(Interface dataset entries)

■ ■ ■

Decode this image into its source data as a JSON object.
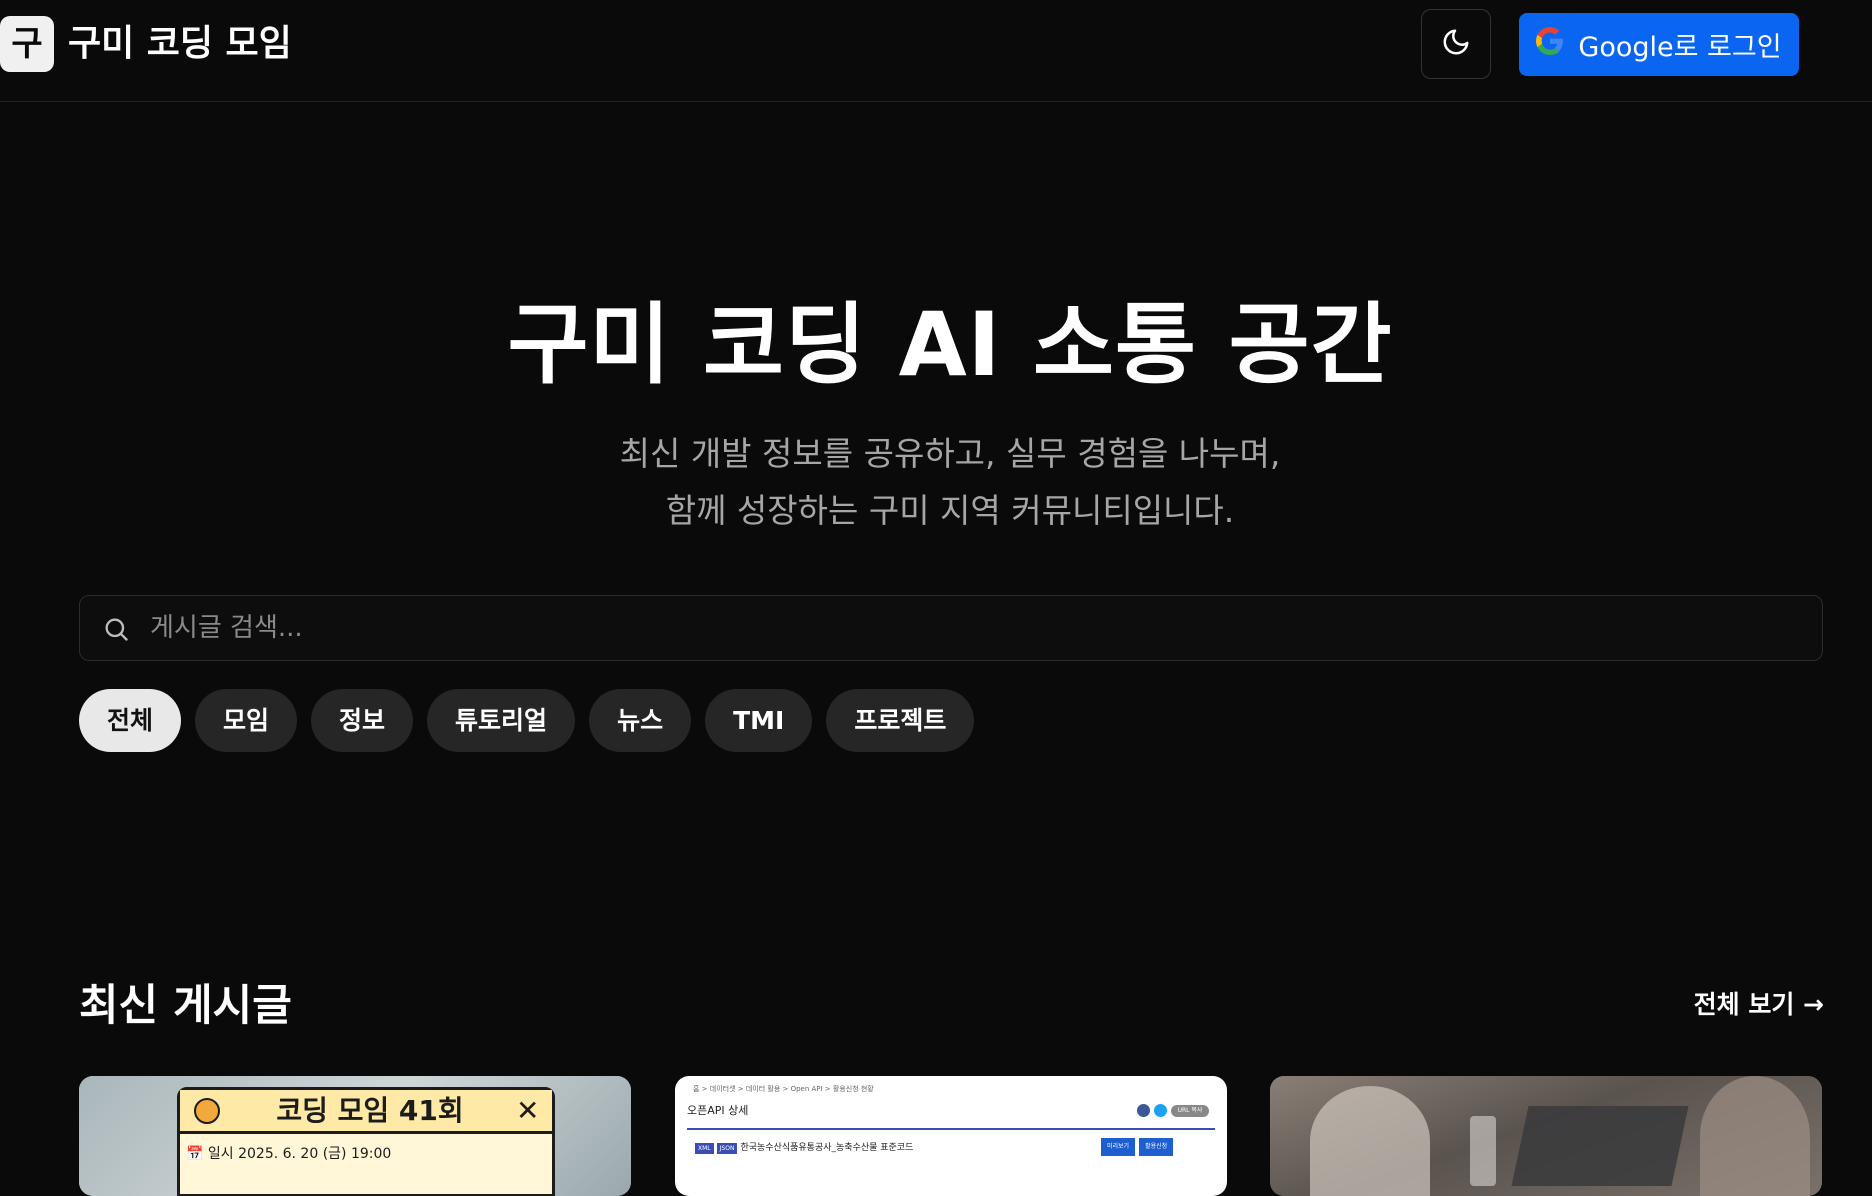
{
  "header": {
    "logo_char": "구",
    "site_title": "구미 코딩 모임",
    "theme_toggle_icon": "moon-icon",
    "login_label": "Google로 로그인",
    "login_icon": "google-icon"
  },
  "hero": {
    "title": "구미 코딩 AI 소통 공간",
    "subtitle_line1": "최신 개발 정보를 공유하고, 실무 경험을 나누며,",
    "subtitle_line2": "함께 성장하는 구미 지역 커뮤니티입니다."
  },
  "search": {
    "placeholder": "게시글 검색...",
    "value": ""
  },
  "categories": {
    "items": [
      {
        "label": "전체",
        "active": true
      },
      {
        "label": "모임",
        "active": false
      },
      {
        "label": "정보",
        "active": false
      },
      {
        "label": "튜토리얼",
        "active": false
      },
      {
        "label": "뉴스",
        "active": false
      },
      {
        "label": "TMI",
        "active": false
      },
      {
        "label": "프로젝트",
        "active": false
      }
    ]
  },
  "latest": {
    "title": "최신 게시글",
    "view_all": "전체 보기 →",
    "cards": [
      {
        "poster_title": "코딩 모임 41회",
        "poster_date": "📅 일시   2025. 6. 20 (금) 19:00"
      },
      {
        "breadcrumb": "홈  >  데이터셋  >  데이터 활용  >  Open API  >  활용신청 현황",
        "page_title": "오픈API 상세",
        "url_copy": "URL 복사",
        "tag1": "XML",
        "tag2": "JSON",
        "dataset_name": "한국농수산식품유통공사_농축수산물 표준코드",
        "btn_preview": "미리보기",
        "btn_apply": "활용신청"
      },
      {}
    ]
  },
  "colors": {
    "background": "#0a0a0a",
    "accent_blue": "#0a66f0",
    "chip_bg": "#262626",
    "chip_active_bg": "#e8e8e8"
  }
}
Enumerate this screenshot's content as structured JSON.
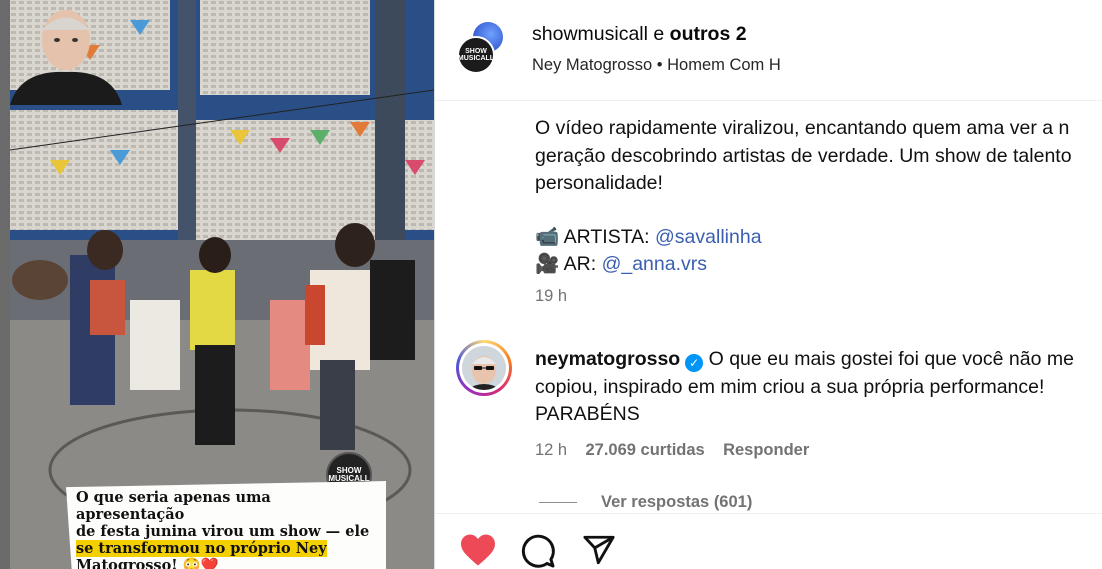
{
  "post": {
    "authors_primary": "showmusicall",
    "authors_connector": "e",
    "authors_others": "outros 2",
    "audio_artist": "Ney Matogrosso",
    "audio_separator": "•",
    "audio_track": "Homem Com H"
  },
  "media": {
    "logo_text": "SHOW MUSICALL",
    "caption_line1": "O que seria apenas uma apresentação",
    "caption_line2": "de festa junina virou um show — ele",
    "caption_highlight": "se transformou no próprio Ney",
    "caption_line4": "Matogrosso! 😳❤️"
  },
  "caption": {
    "line1": "O vídeo rapidamente viralizou, encantando quem ama ver a n",
    "line2": "geração descobrindo artistas de verdade. Um show de talento",
    "line3": "personalidade!",
    "artist_emoji": "📹",
    "artist_label": "ARTISTA:",
    "artist_link": "@savallinha",
    "ar_emoji": "🎥",
    "ar_label": "AR:",
    "ar_link": "@_anna.vrs",
    "time": "19 h"
  },
  "comment": {
    "username": "neymatogrosso",
    "text_line1": "O que eu mais gostei foi que você não me",
    "text_line2": "copiou, inspirado em mim criou a sua própria performance!",
    "text_line3": "PARABÉNS",
    "time": "12 h",
    "likes": "27.069 curtidas",
    "reply": "Responder",
    "view_replies": "Ver respostas (601)"
  },
  "actions": {
    "like_icon": "heart-filled-icon",
    "comment_icon": "comment-bubble-icon",
    "share_icon": "paper-plane-icon",
    "like_color": "#ed4956"
  },
  "colors": {
    "link": "#3b5fb0",
    "secondary_text": "#737373",
    "verified": "#0095f6",
    "caption_highlight": "#f5d000"
  }
}
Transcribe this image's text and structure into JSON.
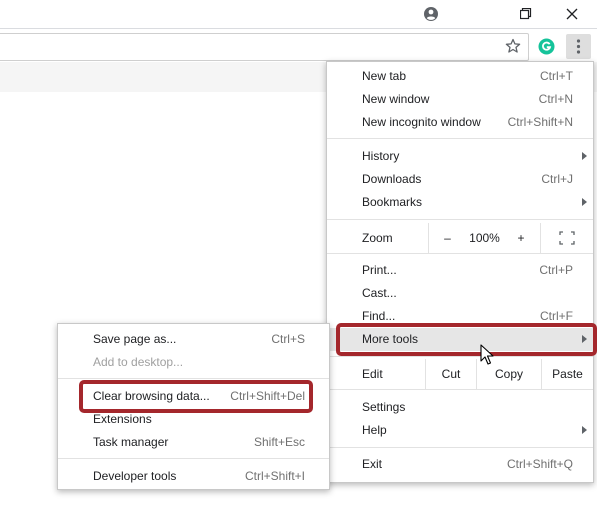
{
  "window_controls": {
    "profile_icon": "account-circle-icon",
    "restore_icon": "restore-icon",
    "close_icon": "close-icon"
  },
  "toolbar": {
    "bookmark_icon": "star-icon",
    "extension_icon": "grammarly-icon",
    "extension_color": "#15c39a",
    "menu_icon": "kebab-menu-icon"
  },
  "menu": {
    "new_tab": {
      "label": "New tab",
      "shortcut": "Ctrl+T"
    },
    "new_window": {
      "label": "New window",
      "shortcut": "Ctrl+N"
    },
    "new_incognito": {
      "label": "New incognito window",
      "shortcut": "Ctrl+Shift+N"
    },
    "history": {
      "label": "History"
    },
    "downloads": {
      "label": "Downloads",
      "shortcut": "Ctrl+J"
    },
    "bookmarks": {
      "label": "Bookmarks"
    },
    "zoom": {
      "label": "Zoom",
      "minus": "–",
      "value": "100%",
      "plus": "+"
    },
    "print": {
      "label": "Print...",
      "shortcut": "Ctrl+P"
    },
    "cast": {
      "label": "Cast..."
    },
    "find": {
      "label": "Find...",
      "shortcut": "Ctrl+F"
    },
    "more_tools": {
      "label": "More tools"
    },
    "edit": {
      "label": "Edit",
      "cut": "Cut",
      "copy": "Copy",
      "paste": "Paste"
    },
    "settings": {
      "label": "Settings"
    },
    "help": {
      "label": "Help"
    },
    "exit": {
      "label": "Exit",
      "shortcut": "Ctrl+Shift+Q"
    }
  },
  "submenu": {
    "save_page": {
      "label": "Save page as...",
      "shortcut": "Ctrl+S"
    },
    "add_desktop": {
      "label": "Add to desktop..."
    },
    "clear_browsing": {
      "label": "Clear browsing data...",
      "shortcut": "Ctrl+Shift+Del"
    },
    "extensions": {
      "label": "Extensions"
    },
    "task_manager": {
      "label": "Task manager",
      "shortcut": "Shift+Esc"
    },
    "developer_tools": {
      "label": "Developer tools",
      "shortcut": "Ctrl+Shift+I"
    }
  },
  "highlight_color": "#a4272c"
}
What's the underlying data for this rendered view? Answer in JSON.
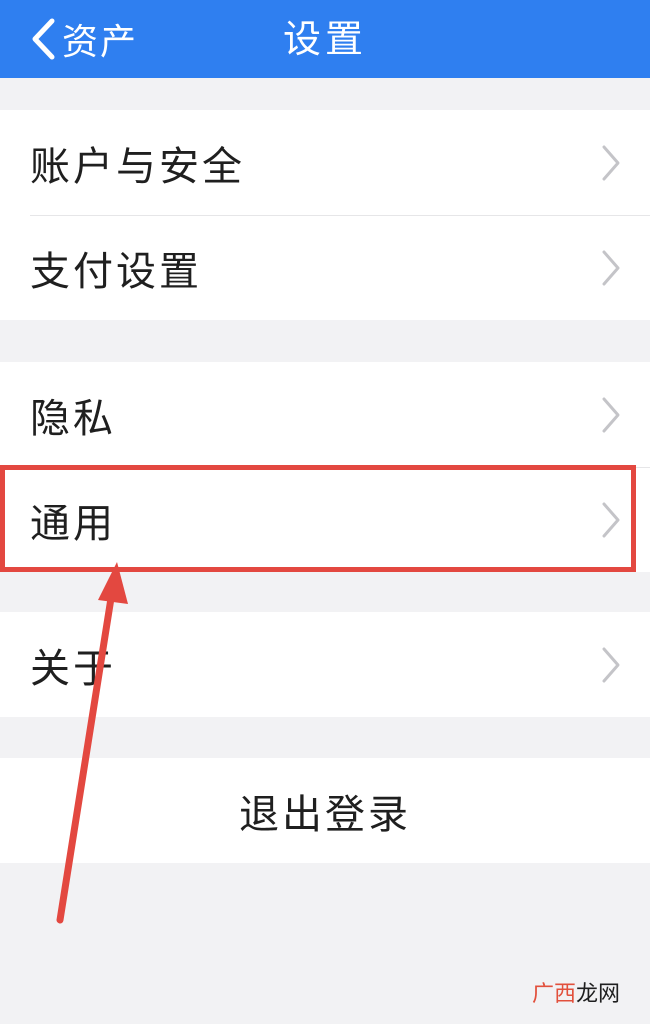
{
  "header": {
    "back_label": "资产",
    "title": "设置"
  },
  "groups": [
    {
      "items": [
        {
          "label": "账户与安全"
        },
        {
          "label": "支付设置"
        }
      ]
    },
    {
      "items": [
        {
          "label": "隐私"
        },
        {
          "label": "通用"
        }
      ]
    },
    {
      "items": [
        {
          "label": "关于"
        }
      ]
    }
  ],
  "logout_label": "退出登录",
  "highlight_target": "通用",
  "watermark": {
    "part1": "广西",
    "part2": "龙网"
  },
  "colors": {
    "navbar": "#2f7ff0",
    "background": "#f2f2f4",
    "annotation": "#e34840"
  },
  "icons": [
    "chevron-left-icon",
    "chevron-right-icon",
    "annotation-arrow"
  ]
}
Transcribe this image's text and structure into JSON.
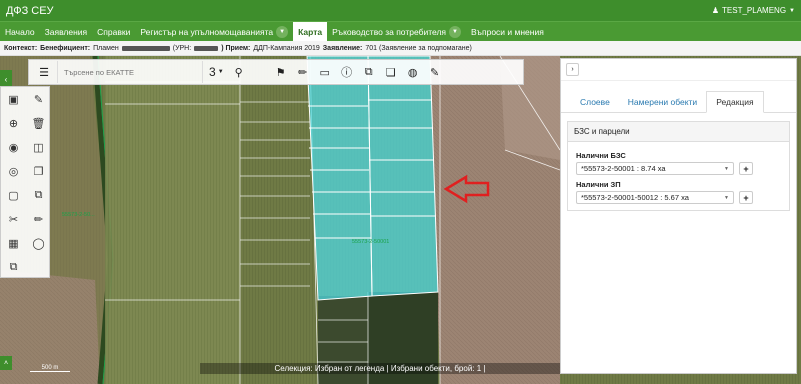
{
  "app": {
    "title": "ДФЗ СЕУ",
    "user": "TEST_PLAMENG"
  },
  "nav": {
    "items": [
      {
        "label": "Начало"
      },
      {
        "label": "Заявления"
      },
      {
        "label": "Справки"
      },
      {
        "label": "Регистър на упълномощаванията"
      },
      {
        "label": "Карта"
      },
      {
        "label": "Ръководство за потребителя"
      },
      {
        "label": "Въпроси и мнения"
      }
    ]
  },
  "context": {
    "label_context": "Контекст:",
    "label_beneficiary": "Бенефициент:",
    "beneficiary": "Пламен",
    "urn_label": "(УРН:",
    "reception_label": ") Прием:",
    "reception": "ДДП-Кампания 2019",
    "application_label": "Заявление:",
    "application": "701 (Заявление за подпомагане)"
  },
  "toolbar": {
    "search_placeholder": "Търсене по ЕКАТТЕ",
    "zoom_value": "3"
  },
  "map": {
    "parcel_label_1": "55573-2-50001",
    "parcel_label_2": "55573-2-50...",
    "scale_label": "500 m",
    "status_text": "Селекция: Избран от легенда  |  Избрани обекти, брой: 1  |"
  },
  "panel": {
    "tabs": [
      {
        "label": "Слоеве"
      },
      {
        "label": "Намерени обекти"
      },
      {
        "label": "Редакция"
      }
    ],
    "section_title": "БЗС и парцели",
    "bzs_label": "Налични БЗС",
    "bzs_value": "*55573-2-50001 : 8.74 ха",
    "zp_label": "Налични ЗП",
    "zp_value": "*55573-2-50001-50012 : 5.67 ха"
  },
  "colors": {
    "brand": "#3e8e2c",
    "selection": "#4fd8e0",
    "arrow": "#e02020"
  }
}
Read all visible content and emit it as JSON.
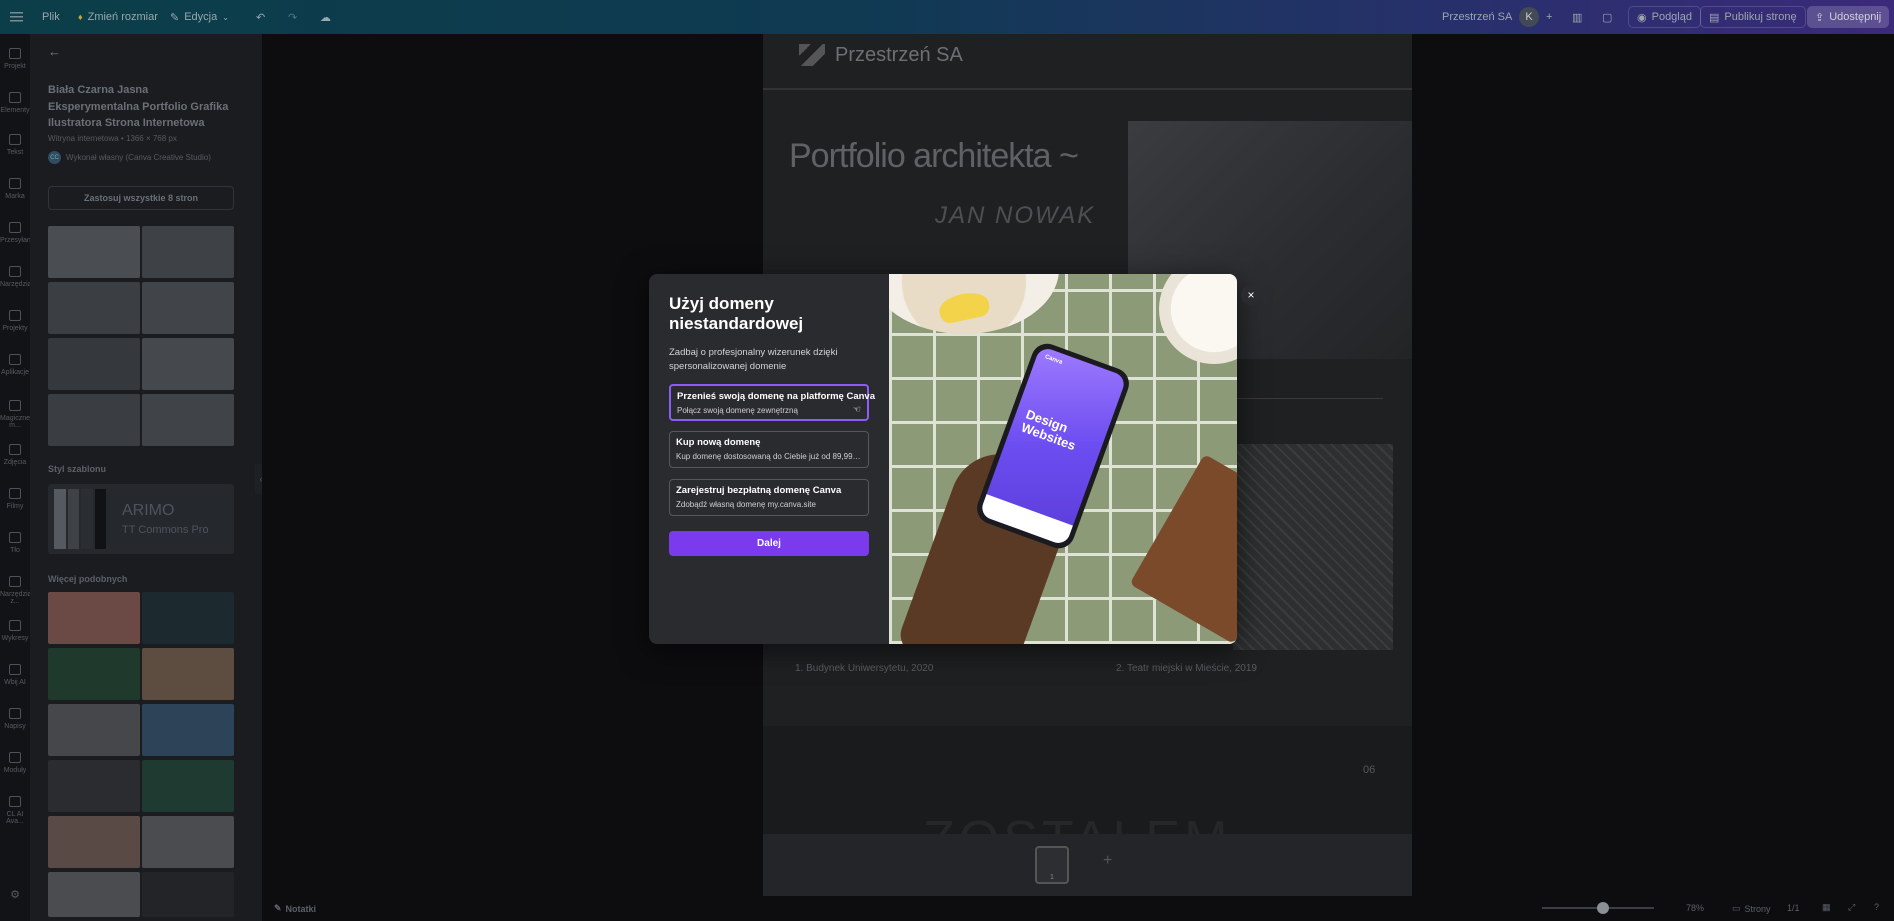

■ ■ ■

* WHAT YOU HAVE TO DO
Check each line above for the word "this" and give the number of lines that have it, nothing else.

* FINAL ANSWER
5